We do not have the resources. The people who are the leaders of the island do not care about mental health. Every day it becomes more difficult for people from here to live on the island … People do not want to leave. People want to live in Puerto Rico, but the government is pulling them out. That is another way to make people sick and harm their minds. You know?

People have killed themselves because they do not know what to do. That makes me sad. That is one of the reasons I need to be in a position of power — if the politicians do not care about people, we artists who care can be [impactful].

Do you believe in seeking solutions such as therapy?

Yes! We have to continue to have conversations about mental health. It is 2022. People need to open their minds to adapt to the world we live in now. Mental health, sexual health, and more — all those things are important. People do not want to talk about it because it makes them uncomfortable. Being uncomfortable is not a bad thing. It can be good. It takes misconceptions out of the conversation, which is when change comes. That is the first step toward change.

You are a Black Boricua. Reggaetón has many white Latinxs in the mainstream. You have acknowledged that racism exists throughout the industry. What does representation mean to you during Black Music Month?

Black Latinxs created reggaetón. We created everything! I do not know if every Spanish-language genre has a Black [pioneer].

Black people founded most Spanish-language music genres. So, to your point, there is a bigger conversation there.

Yes! It feels a bit weird. It is cool to acknowledge [the month]. I am grateful to have a Black Music Month. We do not need a month as much as we need people to recognize we exist. We do reggaetón! We created all that music. I think we need a Black year. The world has been so evil toward Black people. The fact they give us a month [falls short]. It is not enough. Sometimes, it feels like the industry spits on our faces. But that is the world we live in.

So, what is your hope for diversity within your genre?

I hope for the day there will be no limitations for people who want to pursue their dreams. This is an industry of men. Sometimes [gatekeepers] do not let women shine as they should. It is what they are supposed to do. This also happens with gay people. I hope for the day the machismo in the music industry ends. That day is going to be the day the industry is going to grow to its maximum potential. In the meantime, we are limited to a generation of men and male chauvinism. Only the women that are perceived to be pretty are able to succeed. And that is not the way it should be.

Bomba reflects the African heritage of Puerto Rico. It is often encompassed within reggaeton. What should listeners know about the music?

The listeners in Puerto Rico know a lot about it because it is traditional, but other places in the world may not know as much about it Black people created that sound, and it is something here that people love. Maybe they do not like to talk about it, but they know. You cannot hide the sun with your thumb.

Why is it important for our histories to be recorded accurately?

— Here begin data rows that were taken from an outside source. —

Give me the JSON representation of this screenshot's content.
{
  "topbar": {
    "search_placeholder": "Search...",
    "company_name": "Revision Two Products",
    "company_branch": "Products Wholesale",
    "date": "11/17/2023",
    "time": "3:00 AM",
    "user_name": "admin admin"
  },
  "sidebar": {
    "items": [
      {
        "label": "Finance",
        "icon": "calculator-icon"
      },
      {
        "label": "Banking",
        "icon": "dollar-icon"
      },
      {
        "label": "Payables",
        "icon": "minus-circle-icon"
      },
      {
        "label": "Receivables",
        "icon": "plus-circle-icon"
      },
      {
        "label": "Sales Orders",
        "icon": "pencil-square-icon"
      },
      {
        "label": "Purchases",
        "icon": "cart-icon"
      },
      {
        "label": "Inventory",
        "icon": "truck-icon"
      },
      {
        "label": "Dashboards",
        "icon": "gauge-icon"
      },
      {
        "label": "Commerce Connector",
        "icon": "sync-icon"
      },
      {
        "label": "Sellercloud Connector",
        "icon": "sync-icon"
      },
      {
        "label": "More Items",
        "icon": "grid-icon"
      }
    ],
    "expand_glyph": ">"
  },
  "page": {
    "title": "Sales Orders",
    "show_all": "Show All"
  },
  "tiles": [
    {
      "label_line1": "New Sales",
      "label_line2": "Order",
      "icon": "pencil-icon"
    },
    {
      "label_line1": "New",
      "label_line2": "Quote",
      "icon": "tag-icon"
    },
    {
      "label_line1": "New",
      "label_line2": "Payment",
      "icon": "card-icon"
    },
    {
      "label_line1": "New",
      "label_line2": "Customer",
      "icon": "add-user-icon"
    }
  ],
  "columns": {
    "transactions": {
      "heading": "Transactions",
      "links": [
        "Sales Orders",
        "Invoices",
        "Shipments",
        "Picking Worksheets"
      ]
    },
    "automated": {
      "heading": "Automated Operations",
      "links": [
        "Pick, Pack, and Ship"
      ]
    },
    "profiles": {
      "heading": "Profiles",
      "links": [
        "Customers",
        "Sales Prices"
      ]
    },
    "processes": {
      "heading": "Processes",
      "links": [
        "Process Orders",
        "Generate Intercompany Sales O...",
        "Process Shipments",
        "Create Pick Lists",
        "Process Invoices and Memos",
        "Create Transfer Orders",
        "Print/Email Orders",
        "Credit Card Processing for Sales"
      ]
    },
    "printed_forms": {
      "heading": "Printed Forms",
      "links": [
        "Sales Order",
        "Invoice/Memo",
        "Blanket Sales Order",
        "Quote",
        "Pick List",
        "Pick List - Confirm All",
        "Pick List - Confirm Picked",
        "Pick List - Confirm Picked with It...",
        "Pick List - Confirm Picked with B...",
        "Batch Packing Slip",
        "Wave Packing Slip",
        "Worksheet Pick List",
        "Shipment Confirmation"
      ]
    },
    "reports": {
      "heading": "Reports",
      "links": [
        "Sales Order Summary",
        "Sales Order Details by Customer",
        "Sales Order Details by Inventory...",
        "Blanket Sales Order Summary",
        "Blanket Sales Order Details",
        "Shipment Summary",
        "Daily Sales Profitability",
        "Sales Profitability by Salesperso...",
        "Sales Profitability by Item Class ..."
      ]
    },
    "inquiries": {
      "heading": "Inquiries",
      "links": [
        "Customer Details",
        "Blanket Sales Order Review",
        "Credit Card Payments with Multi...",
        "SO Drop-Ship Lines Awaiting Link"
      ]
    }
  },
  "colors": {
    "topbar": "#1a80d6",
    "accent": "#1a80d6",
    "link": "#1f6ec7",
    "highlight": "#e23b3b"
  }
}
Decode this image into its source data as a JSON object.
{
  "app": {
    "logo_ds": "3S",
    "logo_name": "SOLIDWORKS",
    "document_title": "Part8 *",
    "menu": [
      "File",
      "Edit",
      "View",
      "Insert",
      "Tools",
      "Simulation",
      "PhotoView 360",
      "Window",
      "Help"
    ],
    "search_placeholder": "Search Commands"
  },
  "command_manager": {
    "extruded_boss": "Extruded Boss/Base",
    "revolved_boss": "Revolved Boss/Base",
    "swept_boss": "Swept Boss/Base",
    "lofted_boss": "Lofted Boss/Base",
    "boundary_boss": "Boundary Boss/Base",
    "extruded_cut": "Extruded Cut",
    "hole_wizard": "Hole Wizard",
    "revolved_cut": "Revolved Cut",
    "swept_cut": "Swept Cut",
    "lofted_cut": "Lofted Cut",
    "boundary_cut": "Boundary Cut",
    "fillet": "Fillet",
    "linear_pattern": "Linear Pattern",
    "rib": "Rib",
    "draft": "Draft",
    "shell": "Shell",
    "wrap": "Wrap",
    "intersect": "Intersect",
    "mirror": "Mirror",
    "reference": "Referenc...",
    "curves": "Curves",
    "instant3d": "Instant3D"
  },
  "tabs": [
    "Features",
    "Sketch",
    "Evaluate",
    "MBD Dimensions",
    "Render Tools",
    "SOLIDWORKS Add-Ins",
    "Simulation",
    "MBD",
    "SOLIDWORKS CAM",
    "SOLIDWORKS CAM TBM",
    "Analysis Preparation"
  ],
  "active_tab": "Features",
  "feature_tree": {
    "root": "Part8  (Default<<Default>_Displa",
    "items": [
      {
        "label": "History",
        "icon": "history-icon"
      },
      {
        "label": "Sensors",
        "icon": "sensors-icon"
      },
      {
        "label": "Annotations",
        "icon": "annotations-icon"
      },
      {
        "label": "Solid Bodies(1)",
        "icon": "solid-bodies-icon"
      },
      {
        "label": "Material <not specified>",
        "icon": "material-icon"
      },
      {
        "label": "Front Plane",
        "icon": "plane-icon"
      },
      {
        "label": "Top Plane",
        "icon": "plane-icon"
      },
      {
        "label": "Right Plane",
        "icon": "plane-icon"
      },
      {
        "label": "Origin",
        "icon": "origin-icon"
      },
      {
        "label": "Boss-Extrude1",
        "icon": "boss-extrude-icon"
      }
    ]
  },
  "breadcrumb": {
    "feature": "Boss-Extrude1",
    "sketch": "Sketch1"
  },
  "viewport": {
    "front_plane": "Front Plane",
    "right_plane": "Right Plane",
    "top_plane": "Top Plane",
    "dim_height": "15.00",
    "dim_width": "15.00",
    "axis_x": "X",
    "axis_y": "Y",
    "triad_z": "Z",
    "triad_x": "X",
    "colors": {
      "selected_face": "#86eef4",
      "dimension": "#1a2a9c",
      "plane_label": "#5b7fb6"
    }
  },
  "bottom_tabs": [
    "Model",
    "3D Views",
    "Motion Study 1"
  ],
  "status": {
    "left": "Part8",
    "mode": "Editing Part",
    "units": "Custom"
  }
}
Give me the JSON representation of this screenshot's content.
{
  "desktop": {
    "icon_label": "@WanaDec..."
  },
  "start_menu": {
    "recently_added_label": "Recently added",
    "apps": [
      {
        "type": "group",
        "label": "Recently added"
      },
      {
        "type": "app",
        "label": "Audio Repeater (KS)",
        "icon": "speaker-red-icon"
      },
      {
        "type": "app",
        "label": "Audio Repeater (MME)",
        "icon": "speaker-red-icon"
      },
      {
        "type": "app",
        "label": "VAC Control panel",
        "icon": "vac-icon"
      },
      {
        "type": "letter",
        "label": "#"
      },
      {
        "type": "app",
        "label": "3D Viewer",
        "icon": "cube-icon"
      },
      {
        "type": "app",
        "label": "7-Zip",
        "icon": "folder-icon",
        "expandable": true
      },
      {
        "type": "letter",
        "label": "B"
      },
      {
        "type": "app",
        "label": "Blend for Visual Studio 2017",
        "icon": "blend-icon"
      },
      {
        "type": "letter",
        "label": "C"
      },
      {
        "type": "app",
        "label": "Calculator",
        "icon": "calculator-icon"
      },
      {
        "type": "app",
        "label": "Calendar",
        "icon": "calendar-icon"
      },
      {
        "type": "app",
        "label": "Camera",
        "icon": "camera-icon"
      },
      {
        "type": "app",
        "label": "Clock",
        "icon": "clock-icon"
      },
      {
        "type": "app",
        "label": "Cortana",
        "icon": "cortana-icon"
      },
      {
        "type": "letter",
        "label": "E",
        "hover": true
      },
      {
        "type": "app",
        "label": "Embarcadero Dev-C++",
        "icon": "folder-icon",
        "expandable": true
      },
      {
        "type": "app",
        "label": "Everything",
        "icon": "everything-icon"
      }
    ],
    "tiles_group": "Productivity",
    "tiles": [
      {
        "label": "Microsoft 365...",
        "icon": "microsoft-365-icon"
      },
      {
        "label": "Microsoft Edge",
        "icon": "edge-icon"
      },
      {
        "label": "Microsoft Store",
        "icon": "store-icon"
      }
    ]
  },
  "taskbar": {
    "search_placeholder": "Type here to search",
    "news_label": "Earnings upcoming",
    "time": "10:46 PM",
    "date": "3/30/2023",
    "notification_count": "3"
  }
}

It is important because we are going to be here forever. That history is for our children, brothers, and sisters who will be here when we are no longer living. You cannot erase the history of music from the world. We have to record this with precision.

Which Black artists have influenced your sound the most?

It is Tego. Tego Calderón!

I love Tego.

There were others before him like Ismael Rivera and Rolando Laserie. There are many people, but Tego Calderón mostly influenced me.

Who are your top 5 MCs?

Joyce Santana, Joyce Santana, Joyce Santana, Joyce Santana, and Joyce Santana (laughs)!

Who is Joyce Santana?

I am an ordinary guy with a not-so-ordinary life. I am a Black Puerto Rican man. I am going to be the next superstar in the world. So, you should remember that name.